▶ **Task item**:
Repeat the entries. Each one must match exactly.

---- Dataset excerpts

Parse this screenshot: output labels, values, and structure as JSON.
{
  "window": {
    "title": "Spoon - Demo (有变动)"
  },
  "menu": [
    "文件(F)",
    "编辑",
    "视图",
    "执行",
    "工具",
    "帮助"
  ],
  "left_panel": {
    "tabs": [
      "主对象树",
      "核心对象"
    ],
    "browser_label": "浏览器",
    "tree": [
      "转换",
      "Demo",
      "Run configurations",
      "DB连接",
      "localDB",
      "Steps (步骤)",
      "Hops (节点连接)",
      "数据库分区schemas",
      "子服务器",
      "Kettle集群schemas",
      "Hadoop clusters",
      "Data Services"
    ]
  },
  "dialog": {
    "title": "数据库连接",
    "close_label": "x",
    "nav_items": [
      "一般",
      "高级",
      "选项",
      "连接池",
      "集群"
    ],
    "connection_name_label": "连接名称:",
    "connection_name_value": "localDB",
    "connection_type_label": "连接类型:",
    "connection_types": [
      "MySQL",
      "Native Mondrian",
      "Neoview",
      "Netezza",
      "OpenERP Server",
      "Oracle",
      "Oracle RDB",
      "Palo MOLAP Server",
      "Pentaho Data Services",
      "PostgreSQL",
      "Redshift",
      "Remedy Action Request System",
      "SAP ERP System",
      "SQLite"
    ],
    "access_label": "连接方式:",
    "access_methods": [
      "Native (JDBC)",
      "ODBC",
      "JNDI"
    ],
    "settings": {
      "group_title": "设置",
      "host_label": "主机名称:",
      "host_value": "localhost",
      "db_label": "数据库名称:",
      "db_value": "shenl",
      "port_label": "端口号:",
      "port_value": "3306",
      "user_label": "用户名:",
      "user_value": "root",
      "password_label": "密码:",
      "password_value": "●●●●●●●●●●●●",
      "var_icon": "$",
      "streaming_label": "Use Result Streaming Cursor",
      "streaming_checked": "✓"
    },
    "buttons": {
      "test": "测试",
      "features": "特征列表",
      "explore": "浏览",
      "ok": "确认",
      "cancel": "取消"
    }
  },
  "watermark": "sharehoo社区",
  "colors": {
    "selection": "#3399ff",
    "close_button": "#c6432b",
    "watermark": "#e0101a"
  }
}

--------

▶ **Answer area**:
Parse this screenshot: output labels, values, and structure as JSON.
{
  "window": {
    "title": "Spoon - Demo (有变动)"
  },
  "menu": [
    "文件(F)",
    "编辑",
    "视图",
    "执行",
    "工具",
    "帮助"
  ],
  "left_panel": {
    "tabs": [
      "主对象树",
      "核心对象"
    ],
    "browser_label": "浏览器",
    "tree": [
      "转换",
      "Demo",
      "Run configurations",
      "DB连接",
      "localDB",
      "Steps (步骤)",
      "Hops (节点连接)",
      "数据库分区schemas",
      "子服务器",
      "Kettle集群schemas",
      "Hadoop clusters",
      "Data Services"
    ]
  },
  "dialog": {
    "title": "数据库连接",
    "close_label": "x",
    "nav_items": [
      "一般",
      "高级",
      "选项",
      "连接池",
      "集群"
    ],
    "connection_name_label": "连接名称:",
    "connection_name_value": "localDB",
    "connection_type_label": "连接类型:",
    "connection_types": [
      "MySQL",
      "Native Mondrian",
      "Neoview",
      "Netezza",
      "OpenERP Server",
      "Oracle",
      "Oracle RDB",
      "Palo MOLAP Server",
      "Pentaho Data Services",
      "PostgreSQL",
      "Redshift",
      "Remedy Action Request System",
      "SAP ERP System",
      "SQLite"
    ],
    "access_label": "连接方式:",
    "access_methods": [
      "Native (JDBC)",
      "ODBC",
      "JNDI"
    ],
    "settings": {
      "group_title": "设置",
      "host_label": "主机名称:",
      "host_value": "localhost",
      "db_label": "数据库名称:",
      "db_value": "shenl",
      "port_label": "端口号:",
      "port_value": "3306",
      "user_label": "用户名:",
      "user_value": "root",
      "password_label": "密码:",
      "password_value": "●●●●●●●●●●●●",
      "var_icon": "$",
      "streaming_label": "Use Result Streaming Cursor",
      "streaming_checked": "✓"
    },
    "buttons": {
      "test": "测试",
      "features": "特征列表",
      "explore": "浏览",
      "ok": "确认",
      "cancel": "取消"
    }
  },
  "watermark": "sharehoo社区",
  "colors": {
    "selection": "#3399ff",
    "close_button": "#c6432b",
    "watermark": "#e0101a"
  }
}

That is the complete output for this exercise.